Opinion: Renewable Energy- A Requisite for India

Bulu Imam, a prominent environmental activist writes about the futility of coal based power generation and the need and scope of renewable energy as a clean source of power in India.

Dirty power pays. It is lucrative. But it is destroying the future of the planet through increasing the amount of carbon dioxide in the environment which is raising the temperatures, altering the seasons, and raising sea levels.  Massive displacement is caused through making new coal mines. For twenty-three years I have fought the making of new coal mines in the upper Damodar valley catchment of Karanpura (www.karanpuracampaign.com) and yet even now thirty-one new coal mines have received deemed clearance which will destroy thousands of square kilometers of forests and rich agricultural lands, displacing hundreds of below poverty line villages. This is development in modern India ! 

India is a sunny country and solar power is a short delivery technology ideally suited to roof-to-room delivery of power, instead of long wasteful power lines, which  use up three-fourths of power, and are expensive to install, as well as being theft-prone. Moreover such electricity is invariably fossil-fuel based, in particular from coal-fired thermal power plants which is a dirty technology and the prime cause of global warming through the carbon dioxide they emit. On the other hand solar thermal or photo-voltaic energy might be compared with the cheap mobile phone which leaves the user and the source in the same place. Use it wherever you are through transmission of waves, exactly like solar power, only the waves are infrared rays from the sun which is the greatest source of energy in the universe. Solar power is the solution to all our present energy problems.

So why is such important and easily installed technology being neglected? One reason is the lack of government subsidies to renewables while huge subsidies are given to dirty technologies like oil, coal, and gas which are primarily responsible for global warming. The solar power sector in India is almost wholly dependant upon private enterprise which has to battle against a variety of issue such as the deficiencies encountered in renewable energy compared with dirty power. Sometimes hybrid systems have to be used. On the other dirty electricity from coal is available by hooking a wire to the mains. The cost of such power is rarely calculated and only now being realized in the context of global warming. 

Renewable energy government efforts have largely been failures despite the splendid possibilities of energy from bio-gas, kinetic wind-energy from turbines generating power which could be widely farmed, and the potential of solar photo-voltaics (PV)and solar thermal power in stations generating power through the use of  turbines. Our deserts offer great potential for solar power generation but the opportunity has not been seized by the government but by a foreign initiate, the J. William Clinton Foundation which is setting upa 3000 MW solar plant in Gujarat  on 5000 hectares provided by the Gujarat government. The cost of the project is estimated at  USD8-10 billion , which is a relatively small sum compared to dirty power from coal mines and coal fired thermal power plants. Again, private institutions like Barefoot College in Ajmer are doing yeoman work in making the science of self-help in renewables. 

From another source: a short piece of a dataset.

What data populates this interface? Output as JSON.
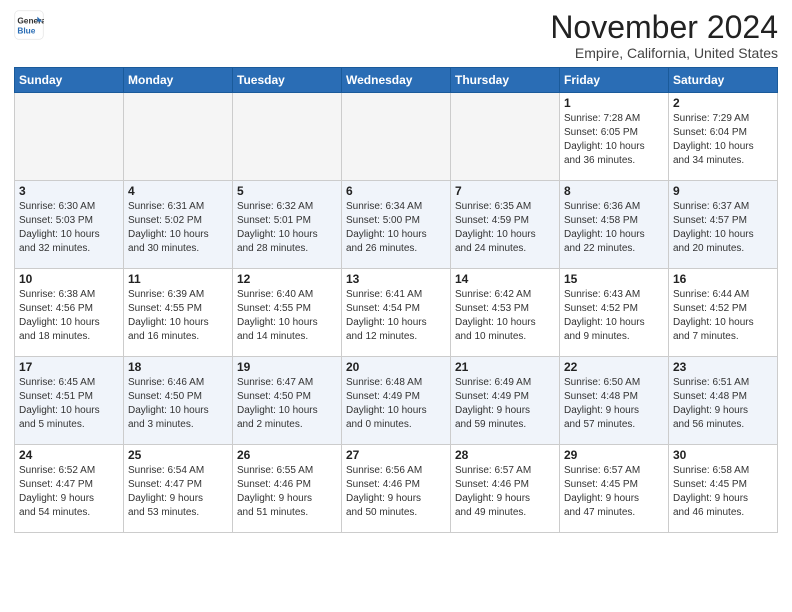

Since the surface temperature of the planet is exactly in the same graph as the level of carbon dioxide trapping the solar infrared heat in the atmosphere, we are able to measure the temperature rise according to the carbon dioxide graph (as Al Gore showed in his film An Inconvenient Truth). We have to understand that is the importance of 350 particles per million of carbon dioxide in the atmosphere. This is according to the world’s leading climate scientist Dr James Hansen, Director of NASA’s Goddard Institute for Space Studies, the maximum we can allow of carbon dioxide in the atmosphere to go before the tipping point into uncontrollable warming of the planet. Unfortunately, its almost too late as we are at 390ppm already, and rising 2ppm yearly. Some scientists still write glibly of 450 and  500 and 600 ppm without taking into consideration that post 450 temperatures will definitely be 3C or 7F higher, unimaginable heat in the south latitudes. Such temperatures are foreseeable by mid-century in the opinion of the most conservative experts. 

The people do not know, are unaware of and uninterested in the causes and consequences of coal produced energy,  and are largely illiterate, below poverty line, and live without electricity.  The politicians push the need for energy for “development” in their larger interests of making new railway lines, new roads, new urban settlements, divesting the countryside of its forests and agricultural fields. They parrot the need for coal, for coal-fired power as if it is God.  And the people, clambering for the politicians’ band-wagon parrot the refrain, and so the refrain of “need for coal” is parroted throughout the land. What this is costing in terms of floods, drought and famine is not only not understood, it cannot be understood!

Bulu Imam is the Director of the Sanskriti Research Center in Hazaribagh, Jharkhand. He coordinates the Karanpura Campaign, a 23 year old campaign he founded to prevent 31 new proposed and 3 operative opencast coal mines which is entering into its final stages now and still operates under his guidance. He is also serving as the as convener of India National Trust for Art and Cultural Heritage (INTACH).

Image(s) courtesy:
davipt  Flickr

david.nikonvscanon Flickr


Author: Bulu Imam